Firstly, can we please stop lumping PayPal in with alternative payment methods? It was, after all, established in 1998 (as Confinity by Max Levchin and Peter Theil) and today is one of the largest online payment processors in the world. It is about as alternative as Justin Bieber.

Apple Pay, Android Pay et al are the real new kids on the block and they are struggling to lose the niche tag.

The ING Bank research shows that, when it comes to buying physical items in-store, 92 percent of all payments in Europe are made either in cash or by debit or credit card.

Last week, UK mobile payments and loyalty marketing platform, Yoyo, announced that it had crossed the one million user mark as, to quote the press release, the UK becomes a cashless society. FinTechs do like to bang that drum, don’t they?

If you want a genuine cashless revolution, then look no further than China where there is surging use of mobile apps like WeChat and Alipay. In the UK, however, and indeed much of Europe, notes and coins continue to play an essential role for many.

Alipay is the number one preferred payment method in China, followed by WeChat and bank cards. Source: Shutterstock

For consumers, a major benefit is reliability. Cash can be a useful budgeting tool and it is a quick and easy payment method which works even when, for example, card terminals do not.

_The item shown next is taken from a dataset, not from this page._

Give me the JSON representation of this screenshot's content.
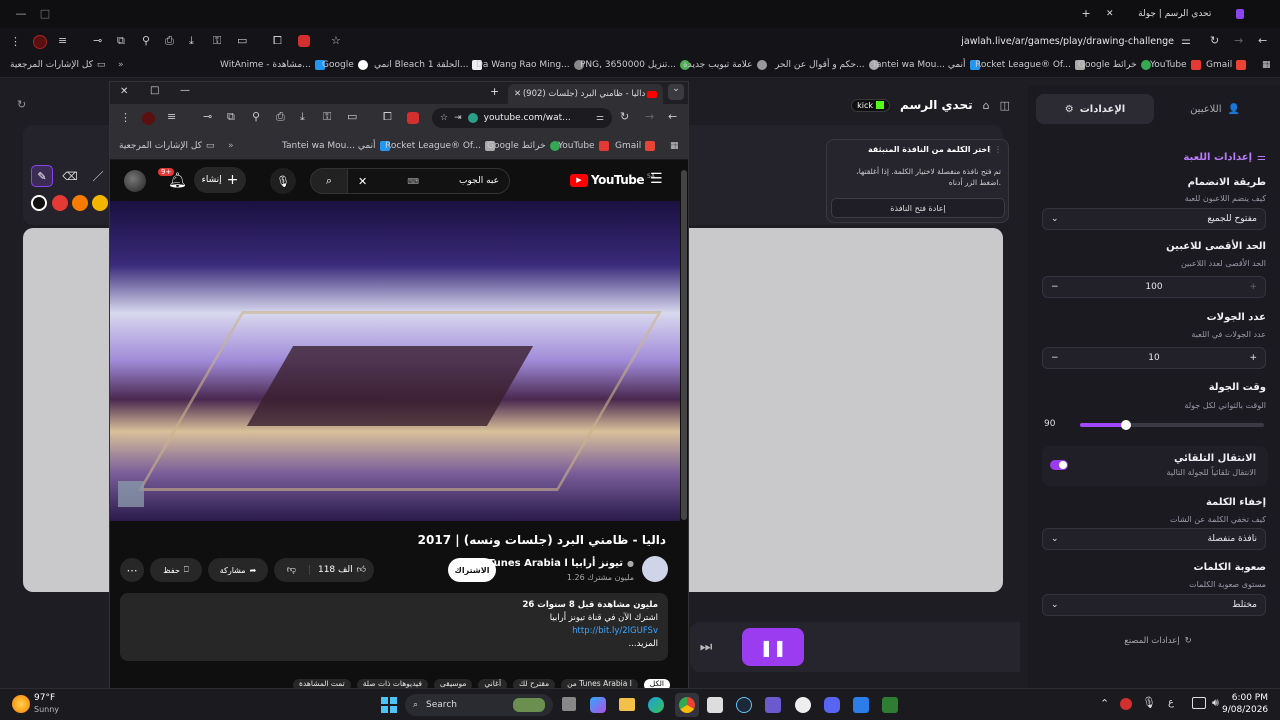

For retailers, cash is still the cheapest method to accept. According to the British Retail Consortium, in 2016 the average transaction cost a retailer 0.15 percent measured as a percentage of turnover, compared to 0.31 percent across all payment types.

ING Bank, however, prefers to pursue the argument that traditional bricks and mortar retailers are struggling to compete with pureplays, with store closures and profit warnings an increasingly common phenomenon.

“Those physical stores that are left need to adapt to changing consumer habits and expectations, which includes being flexible in how they accept payments,” says James Knightley, Chief International Economist at ING.

“As such the use of cash will continue to decline and the opportunity for using alternative payments will only increase. Credit and debit cards are likely to benefit in the near-term, but as awareness of alternatives grow these too are likely to see market share gradually shrink.”

In other words, the revolution is on hold. Cash and credit/debit cards will eventually dwindle away to nothing. But we’re not exactly sure when, hopefully soon, fingers crossed.